Records excerpted from a collection:
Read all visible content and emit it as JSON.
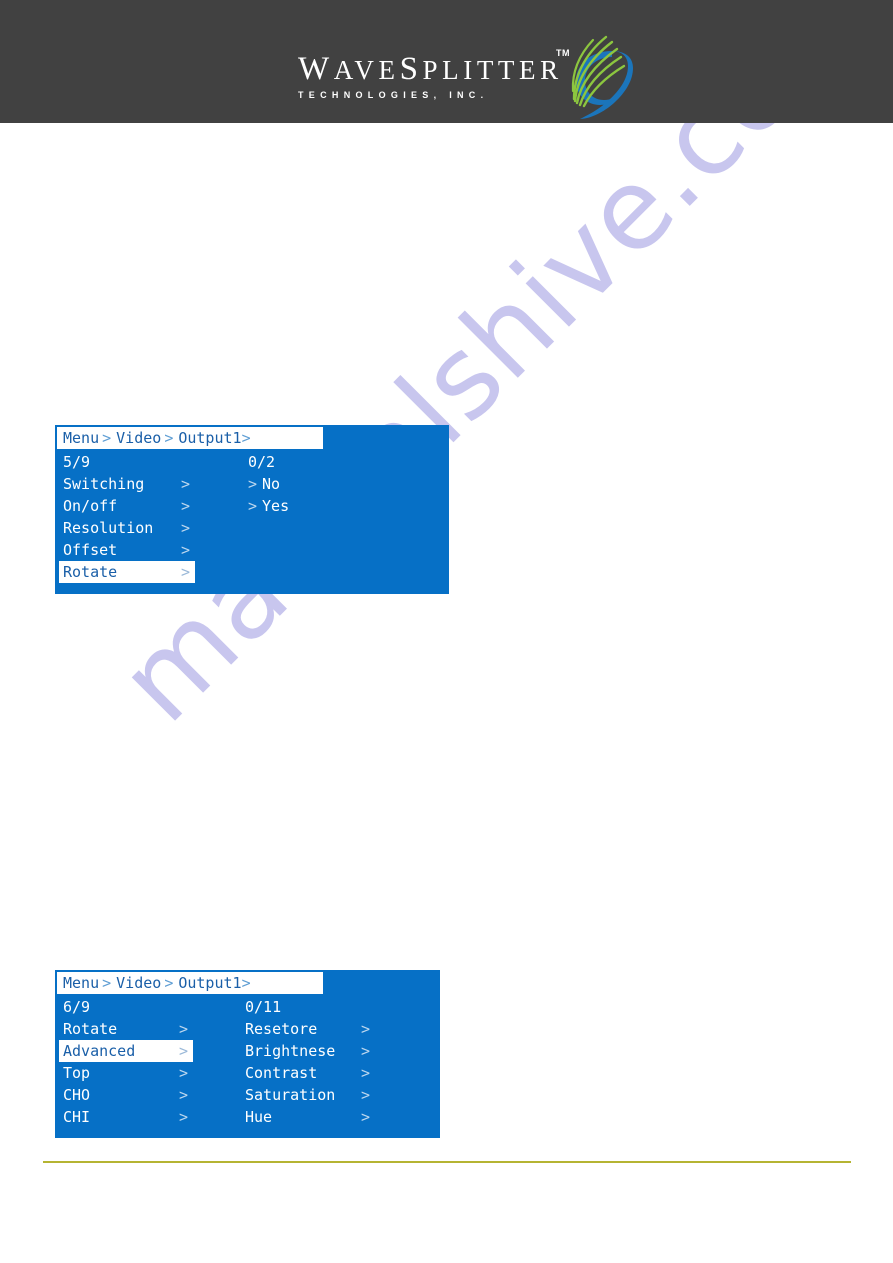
{
  "header": {
    "brand_name_parts": [
      "W",
      "AVE",
      "S",
      "PLITTER"
    ],
    "brand_name": "WAVESPLITTER",
    "tagline": "TECHNOLOGIES, INC.",
    "trademark": "TM",
    "background_color": "#414141",
    "logo_green": "#8cc63f",
    "logo_blue": "#1b75bb"
  },
  "watermark": {
    "text": "manualshive.com",
    "color": "#c8c6ee"
  },
  "osd_panels": [
    {
      "id": "panel-1",
      "background_color": "#0670c6",
      "breadcrumb": {
        "root": "Menu",
        "level2": "Video",
        "level3": "Output1",
        "separator": ">"
      },
      "counter_left": "5/9",
      "counter_right": "0/2",
      "rows": [
        {
          "label": "Switching",
          "chevron": ">",
          "value_chevron": ">",
          "value": "No",
          "highlight": false
        },
        {
          "label": "On/off",
          "chevron": ">",
          "value_chevron": ">",
          "value": "Yes",
          "highlight": false
        },
        {
          "label": "Resolution",
          "chevron": ">",
          "value_chevron": "",
          "value": "",
          "highlight": false
        },
        {
          "label": "Offset",
          "chevron": ">",
          "value_chevron": "",
          "value": "",
          "highlight": false
        },
        {
          "label": "Rotate",
          "chevron": ">",
          "value_chevron": "",
          "value": "",
          "highlight": true
        }
      ]
    },
    {
      "id": "panel-2",
      "background_color": "#0670c6",
      "breadcrumb": {
        "root": "Menu",
        "level2": "Video",
        "level3": "Output1",
        "separator": ">"
      },
      "counter_left": "6/9",
      "counter_right": "0/11",
      "rows": [
        {
          "label": "Rotate",
          "chevron": ">",
          "value_chevron": "",
          "value": "Resetore",
          "third_chevron": ">",
          "highlight": false
        },
        {
          "label": "Advanced",
          "chevron": ">",
          "value_chevron": "",
          "value": "Brightnese",
          "third_chevron": ">",
          "highlight": true
        },
        {
          "label": "Top",
          "chevron": ">",
          "value_chevron": "",
          "value": "Contrast",
          "third_chevron": ">",
          "highlight": false
        },
        {
          "label": "CHO",
          "chevron": ">",
          "value_chevron": "",
          "value": "Saturation",
          "third_chevron": ">",
          "highlight": false
        },
        {
          "label": "CHI",
          "chevron": ">",
          "value_chevron": "",
          "value": "Hue",
          "third_chevron": ">",
          "highlight": false
        }
      ]
    }
  ],
  "footer": {
    "rule_color": "#b5b432"
  }
}
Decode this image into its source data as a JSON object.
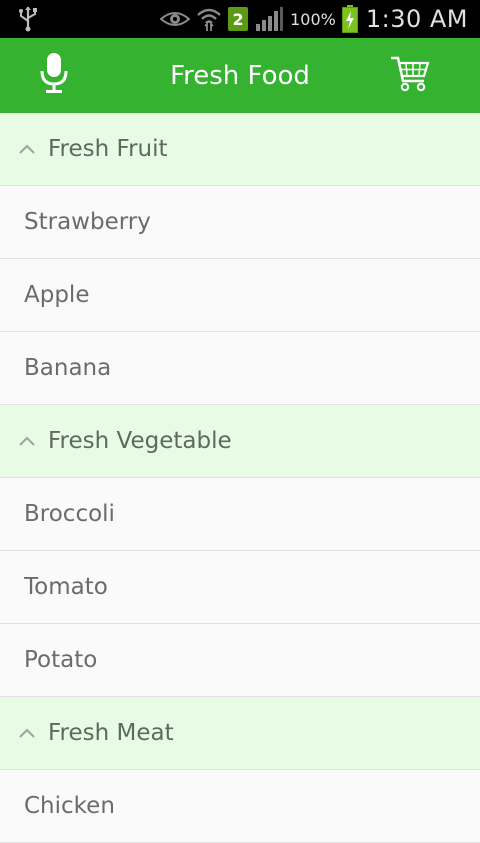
{
  "status_bar": {
    "battery_percent": "100%",
    "time": "1:30 AM",
    "sim_slot": "2"
  },
  "action_bar": {
    "title": "Fresh Food",
    "mic_icon": "microphone-icon",
    "cart_icon": "shopping-cart-icon"
  },
  "groups": [
    {
      "title": "Fresh Fruit",
      "items": [
        "Strawberry",
        "Apple",
        "Banana"
      ]
    },
    {
      "title": "Fresh Vegetable",
      "items": [
        "Broccoli",
        "Tomato",
        "Potato"
      ]
    },
    {
      "title": "Fresh Meat",
      "items": [
        "Chicken"
      ]
    }
  ],
  "colors": {
    "action_bar": "#35b22f",
    "group_header_bg": "#e7fbe5",
    "item_text": "#6b6b6b"
  }
}
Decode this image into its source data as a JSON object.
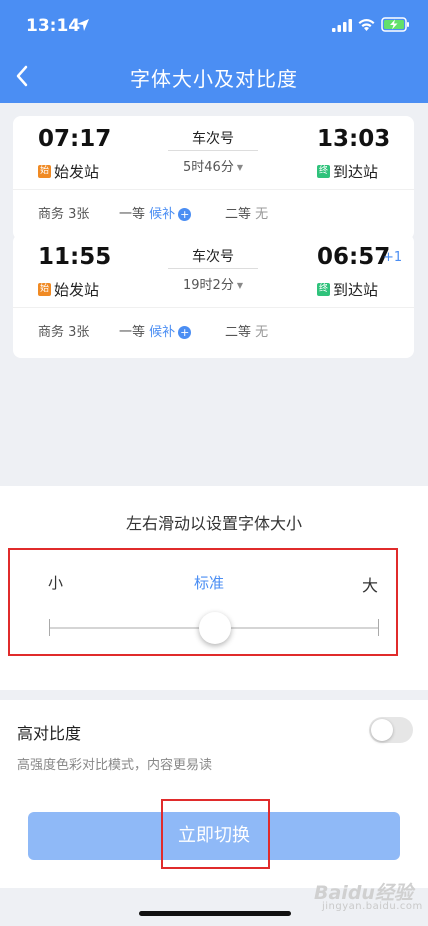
{
  "status_bar": {
    "time": "13:14"
  },
  "nav": {
    "title": "字体大小及对比度"
  },
  "trains": [
    {
      "depart_time": "07:17",
      "depart_station": "始发站",
      "depart_badge": "始",
      "train_no": "车次号",
      "duration": "5时46分",
      "arrive_time": "13:03",
      "arrive_station": "到达站",
      "arrive_badge": "终",
      "day_offset": "",
      "seats": {
        "business": {
          "label": "商务",
          "value": "3张"
        },
        "first": {
          "label": "一等",
          "value": "候补"
        },
        "second": {
          "label": "二等",
          "value": "无"
        }
      }
    },
    {
      "depart_time": "11:55",
      "depart_station": "始发站",
      "depart_badge": "始",
      "train_no": "车次号",
      "duration": "19时2分",
      "arrive_time": "06:57",
      "arrive_station": "到达站",
      "arrive_badge": "终",
      "day_offset": "+1",
      "seats": {
        "business": {
          "label": "商务",
          "value": "3张"
        },
        "first": {
          "label": "一等",
          "value": "候补"
        },
        "second": {
          "label": "二等",
          "value": "无"
        }
      }
    }
  ],
  "font_size": {
    "hint": "左右滑动以设置字体大小",
    "small_label": "小",
    "standard_label": "标准",
    "large_label": "大",
    "current_level": 0.5
  },
  "contrast": {
    "title": "高对比度",
    "description": "高强度色彩对比模式，内容更易读",
    "enabled": false
  },
  "switch_button": {
    "label": "立即切换"
  },
  "watermark": {
    "text": "Baidu经验",
    "sub": "jingyan.baidu.com"
  },
  "colors": {
    "primary": "#4b8ef3",
    "button_disabled": "#8fb9f7",
    "badge_start": "#f08a24",
    "badge_end": "#2fc27b",
    "annotation_red": "#e02b2b"
  }
}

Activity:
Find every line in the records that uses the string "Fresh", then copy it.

Result of the exercise:
    "title": "Fresh Food",
      "title": "Fresh Fruit",
      "title": "Fresh Vegetable",
      "title": "Fresh Meat",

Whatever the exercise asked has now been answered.